**Activity**. For each line in the data below that holds "kind", return a copy.

Data records
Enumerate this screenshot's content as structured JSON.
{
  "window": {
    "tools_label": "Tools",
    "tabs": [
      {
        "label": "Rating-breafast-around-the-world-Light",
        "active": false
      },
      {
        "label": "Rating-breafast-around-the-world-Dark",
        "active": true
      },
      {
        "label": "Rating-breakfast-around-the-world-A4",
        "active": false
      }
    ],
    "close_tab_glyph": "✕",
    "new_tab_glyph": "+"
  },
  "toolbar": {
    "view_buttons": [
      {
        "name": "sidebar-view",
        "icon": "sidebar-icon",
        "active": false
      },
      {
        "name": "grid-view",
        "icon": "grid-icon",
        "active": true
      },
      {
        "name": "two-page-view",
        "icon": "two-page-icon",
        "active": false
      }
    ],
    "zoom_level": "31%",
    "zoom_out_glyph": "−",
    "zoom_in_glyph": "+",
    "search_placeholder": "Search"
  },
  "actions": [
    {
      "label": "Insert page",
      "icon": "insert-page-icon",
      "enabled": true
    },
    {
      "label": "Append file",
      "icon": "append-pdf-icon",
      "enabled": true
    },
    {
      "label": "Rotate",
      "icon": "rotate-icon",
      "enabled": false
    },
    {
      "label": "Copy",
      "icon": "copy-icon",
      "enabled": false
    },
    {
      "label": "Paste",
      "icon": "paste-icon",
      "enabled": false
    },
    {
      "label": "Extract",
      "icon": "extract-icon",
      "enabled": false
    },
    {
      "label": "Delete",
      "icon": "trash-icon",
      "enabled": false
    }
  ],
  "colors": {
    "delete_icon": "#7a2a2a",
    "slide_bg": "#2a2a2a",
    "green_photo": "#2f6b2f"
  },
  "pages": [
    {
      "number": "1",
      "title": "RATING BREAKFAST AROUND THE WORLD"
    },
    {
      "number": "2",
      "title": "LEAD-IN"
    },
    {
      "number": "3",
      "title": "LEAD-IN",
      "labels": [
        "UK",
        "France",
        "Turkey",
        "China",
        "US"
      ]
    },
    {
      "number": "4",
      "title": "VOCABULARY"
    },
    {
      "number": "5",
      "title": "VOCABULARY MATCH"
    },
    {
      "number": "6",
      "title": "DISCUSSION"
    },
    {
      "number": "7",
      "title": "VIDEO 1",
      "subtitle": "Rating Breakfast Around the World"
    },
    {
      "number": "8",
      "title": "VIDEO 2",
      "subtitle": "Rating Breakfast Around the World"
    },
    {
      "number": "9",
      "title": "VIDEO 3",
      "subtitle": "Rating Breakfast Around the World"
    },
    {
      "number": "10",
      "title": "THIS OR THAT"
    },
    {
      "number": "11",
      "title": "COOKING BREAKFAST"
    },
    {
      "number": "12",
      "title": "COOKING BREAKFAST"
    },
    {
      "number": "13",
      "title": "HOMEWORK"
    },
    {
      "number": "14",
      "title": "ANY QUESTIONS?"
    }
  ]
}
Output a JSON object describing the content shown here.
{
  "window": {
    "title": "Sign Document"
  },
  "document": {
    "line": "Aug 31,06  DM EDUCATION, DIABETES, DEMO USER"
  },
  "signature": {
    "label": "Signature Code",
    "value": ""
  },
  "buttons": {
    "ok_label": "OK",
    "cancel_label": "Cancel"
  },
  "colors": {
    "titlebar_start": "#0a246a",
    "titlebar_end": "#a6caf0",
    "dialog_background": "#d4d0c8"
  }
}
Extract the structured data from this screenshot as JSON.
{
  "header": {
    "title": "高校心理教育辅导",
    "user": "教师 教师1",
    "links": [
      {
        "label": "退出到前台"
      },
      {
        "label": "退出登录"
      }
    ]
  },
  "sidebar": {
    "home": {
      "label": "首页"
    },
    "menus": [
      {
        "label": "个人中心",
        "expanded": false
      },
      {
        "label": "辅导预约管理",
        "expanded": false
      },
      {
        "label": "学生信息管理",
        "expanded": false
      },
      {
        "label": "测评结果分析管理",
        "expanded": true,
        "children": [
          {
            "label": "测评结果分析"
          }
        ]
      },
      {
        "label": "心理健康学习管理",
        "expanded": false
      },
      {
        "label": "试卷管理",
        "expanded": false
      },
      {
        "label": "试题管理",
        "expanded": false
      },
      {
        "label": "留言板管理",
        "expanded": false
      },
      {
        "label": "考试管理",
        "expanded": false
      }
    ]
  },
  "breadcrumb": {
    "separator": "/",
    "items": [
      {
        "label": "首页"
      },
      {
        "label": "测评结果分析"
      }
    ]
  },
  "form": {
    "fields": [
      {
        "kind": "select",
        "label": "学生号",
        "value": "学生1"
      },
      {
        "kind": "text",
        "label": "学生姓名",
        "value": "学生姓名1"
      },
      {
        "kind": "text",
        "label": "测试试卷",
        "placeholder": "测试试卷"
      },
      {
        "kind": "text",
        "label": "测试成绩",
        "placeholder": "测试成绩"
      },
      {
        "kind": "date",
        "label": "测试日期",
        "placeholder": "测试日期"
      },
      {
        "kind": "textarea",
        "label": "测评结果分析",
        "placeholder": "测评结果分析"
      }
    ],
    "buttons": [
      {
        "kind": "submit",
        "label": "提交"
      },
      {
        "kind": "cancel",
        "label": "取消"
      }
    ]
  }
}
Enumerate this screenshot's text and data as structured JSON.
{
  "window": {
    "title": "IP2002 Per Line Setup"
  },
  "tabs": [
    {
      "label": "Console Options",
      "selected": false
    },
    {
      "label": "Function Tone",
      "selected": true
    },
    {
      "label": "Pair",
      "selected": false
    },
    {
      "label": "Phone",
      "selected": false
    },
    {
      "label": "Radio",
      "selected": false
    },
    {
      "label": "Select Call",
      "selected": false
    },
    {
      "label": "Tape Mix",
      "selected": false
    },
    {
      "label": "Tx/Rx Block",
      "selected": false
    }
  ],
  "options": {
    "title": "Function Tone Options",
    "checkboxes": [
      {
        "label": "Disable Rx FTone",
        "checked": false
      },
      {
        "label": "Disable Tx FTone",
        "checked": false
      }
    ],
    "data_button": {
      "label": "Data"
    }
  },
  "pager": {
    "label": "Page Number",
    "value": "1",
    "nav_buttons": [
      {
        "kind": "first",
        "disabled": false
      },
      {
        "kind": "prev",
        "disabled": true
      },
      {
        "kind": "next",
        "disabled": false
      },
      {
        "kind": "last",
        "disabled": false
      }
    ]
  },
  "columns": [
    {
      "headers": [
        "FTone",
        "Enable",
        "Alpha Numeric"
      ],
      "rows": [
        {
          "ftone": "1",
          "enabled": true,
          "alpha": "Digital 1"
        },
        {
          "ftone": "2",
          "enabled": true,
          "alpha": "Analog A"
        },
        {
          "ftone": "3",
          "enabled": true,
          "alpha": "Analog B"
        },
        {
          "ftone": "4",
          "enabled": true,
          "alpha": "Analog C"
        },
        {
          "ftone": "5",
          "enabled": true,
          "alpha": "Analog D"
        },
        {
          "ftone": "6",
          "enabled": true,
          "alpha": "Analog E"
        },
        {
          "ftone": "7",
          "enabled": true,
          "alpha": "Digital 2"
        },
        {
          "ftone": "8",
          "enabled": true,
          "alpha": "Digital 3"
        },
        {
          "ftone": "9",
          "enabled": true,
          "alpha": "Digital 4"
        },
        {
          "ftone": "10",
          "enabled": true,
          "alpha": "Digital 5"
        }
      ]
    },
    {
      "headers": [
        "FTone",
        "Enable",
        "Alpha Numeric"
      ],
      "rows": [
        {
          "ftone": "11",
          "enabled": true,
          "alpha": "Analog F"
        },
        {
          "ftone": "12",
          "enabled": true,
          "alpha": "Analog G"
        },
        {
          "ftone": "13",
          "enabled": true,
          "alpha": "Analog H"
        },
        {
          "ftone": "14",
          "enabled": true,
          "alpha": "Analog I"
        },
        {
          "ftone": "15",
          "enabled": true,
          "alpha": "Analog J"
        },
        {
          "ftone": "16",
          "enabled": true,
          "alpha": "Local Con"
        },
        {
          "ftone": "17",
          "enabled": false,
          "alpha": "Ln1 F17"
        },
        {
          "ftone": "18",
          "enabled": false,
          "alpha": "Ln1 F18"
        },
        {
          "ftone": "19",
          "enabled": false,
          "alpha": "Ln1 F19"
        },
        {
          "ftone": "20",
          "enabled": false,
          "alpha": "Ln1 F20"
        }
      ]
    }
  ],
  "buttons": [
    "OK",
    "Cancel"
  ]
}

**Result**.
        "kind": "select",
        "kind": "text",
        "kind": "text",
        "kind": "text",
        "kind": "date",
        "kind": "textarea",
        "kind": "submit",
        "kind": "cancel",
        "kind": "first",
        "kind": "prev",
        "kind": "next",
        "kind": "last",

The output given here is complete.